§ **Your assignment**
Repeat the data in full. No line may differ from the original.

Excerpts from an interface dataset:
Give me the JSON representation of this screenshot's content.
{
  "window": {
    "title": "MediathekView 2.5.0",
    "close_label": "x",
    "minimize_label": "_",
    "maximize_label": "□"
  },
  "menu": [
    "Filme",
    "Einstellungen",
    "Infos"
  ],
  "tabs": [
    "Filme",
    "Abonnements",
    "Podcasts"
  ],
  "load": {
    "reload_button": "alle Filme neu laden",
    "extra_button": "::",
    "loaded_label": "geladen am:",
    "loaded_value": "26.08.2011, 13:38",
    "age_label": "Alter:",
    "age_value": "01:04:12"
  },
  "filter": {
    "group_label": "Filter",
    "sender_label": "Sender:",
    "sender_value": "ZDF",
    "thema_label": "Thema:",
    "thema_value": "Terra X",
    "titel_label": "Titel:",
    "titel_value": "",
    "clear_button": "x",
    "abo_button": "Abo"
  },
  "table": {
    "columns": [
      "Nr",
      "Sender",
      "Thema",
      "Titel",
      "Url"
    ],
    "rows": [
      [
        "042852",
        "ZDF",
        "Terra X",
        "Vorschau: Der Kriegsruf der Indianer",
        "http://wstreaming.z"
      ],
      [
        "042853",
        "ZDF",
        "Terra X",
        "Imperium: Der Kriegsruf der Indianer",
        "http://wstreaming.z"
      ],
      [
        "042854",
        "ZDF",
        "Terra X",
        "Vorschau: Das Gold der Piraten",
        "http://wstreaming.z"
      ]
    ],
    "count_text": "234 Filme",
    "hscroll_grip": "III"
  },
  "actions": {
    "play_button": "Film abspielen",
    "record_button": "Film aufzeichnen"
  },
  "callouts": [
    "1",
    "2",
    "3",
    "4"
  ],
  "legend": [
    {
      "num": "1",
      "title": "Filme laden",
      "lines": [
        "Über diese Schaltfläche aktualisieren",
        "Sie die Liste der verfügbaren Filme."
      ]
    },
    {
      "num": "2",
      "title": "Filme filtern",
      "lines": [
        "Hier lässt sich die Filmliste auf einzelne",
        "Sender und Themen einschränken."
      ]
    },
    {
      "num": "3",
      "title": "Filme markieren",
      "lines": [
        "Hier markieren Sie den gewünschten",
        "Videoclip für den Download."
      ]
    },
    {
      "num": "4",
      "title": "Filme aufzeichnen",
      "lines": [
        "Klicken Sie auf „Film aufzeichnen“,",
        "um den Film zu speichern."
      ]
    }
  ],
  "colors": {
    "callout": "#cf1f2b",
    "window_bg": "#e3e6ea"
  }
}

§ **Answer section**
Give me the JSON representation of this screenshot's content.
{
  "window": {
    "title": "MediathekView 2.5.0",
    "close_label": "x",
    "minimize_label": "_",
    "maximize_label": "□"
  },
  "menu": [
    "Filme",
    "Einstellungen",
    "Infos"
  ],
  "tabs": [
    "Filme",
    "Abonnements",
    "Podcasts"
  ],
  "load": {
    "reload_button": "alle Filme neu laden",
    "extra_button": "::",
    "loaded_label": "geladen am:",
    "loaded_value": "26.08.2011, 13:38",
    "age_label": "Alter:",
    "age_value": "01:04:12"
  },
  "filter": {
    "group_label": "Filter",
    "sender_label": "Sender:",
    "sender_value": "ZDF",
    "thema_label": "Thema:",
    "thema_value": "Terra X",
    "titel_label": "Titel:",
    "titel_value": "",
    "clear_button": "x",
    "abo_button": "Abo"
  },
  "table": {
    "columns": [
      "Nr",
      "Sender",
      "Thema",
      "Titel",
      "Url"
    ],
    "rows": [
      [
        "042852",
        "ZDF",
        "Terra X",
        "Vorschau: Der Kriegsruf der Indianer",
        "http://wstreaming.z"
      ],
      [
        "042853",
        "ZDF",
        "Terra X",
        "Imperium: Der Kriegsruf der Indianer",
        "http://wstreaming.z"
      ],
      [
        "042854",
        "ZDF",
        "Terra X",
        "Vorschau: Das Gold der Piraten",
        "http://wstreaming.z"
      ]
    ],
    "count_text": "234 Filme",
    "hscroll_grip": "III"
  },
  "actions": {
    "play_button": "Film abspielen",
    "record_button": "Film aufzeichnen"
  },
  "callouts": [
    "1",
    "2",
    "3",
    "4"
  ],
  "legend": [
    {
      "num": "1",
      "title": "Filme laden",
      "lines": [
        "Über diese Schaltfläche aktualisieren",
        "Sie die Liste der verfügbaren Filme."
      ]
    },
    {
      "num": "2",
      "title": "Filme filtern",
      "lines": [
        "Hier lässt sich die Filmliste auf einzelne",
        "Sender und Themen einschränken."
      ]
    },
    {
      "num": "3",
      "title": "Filme markieren",
      "lines": [
        "Hier markieren Sie den gewünschten",
        "Videoclip für den Download."
      ]
    },
    {
      "num": "4",
      "title": "Filme aufzeichnen",
      "lines": [
        "Klicken Sie auf „Film aufzeichnen“,",
        "um den Film zu speichern."
      ]
    }
  ],
  "colors": {
    "callout": "#cf1f2b",
    "window_bg": "#e3e6ea"
  }
}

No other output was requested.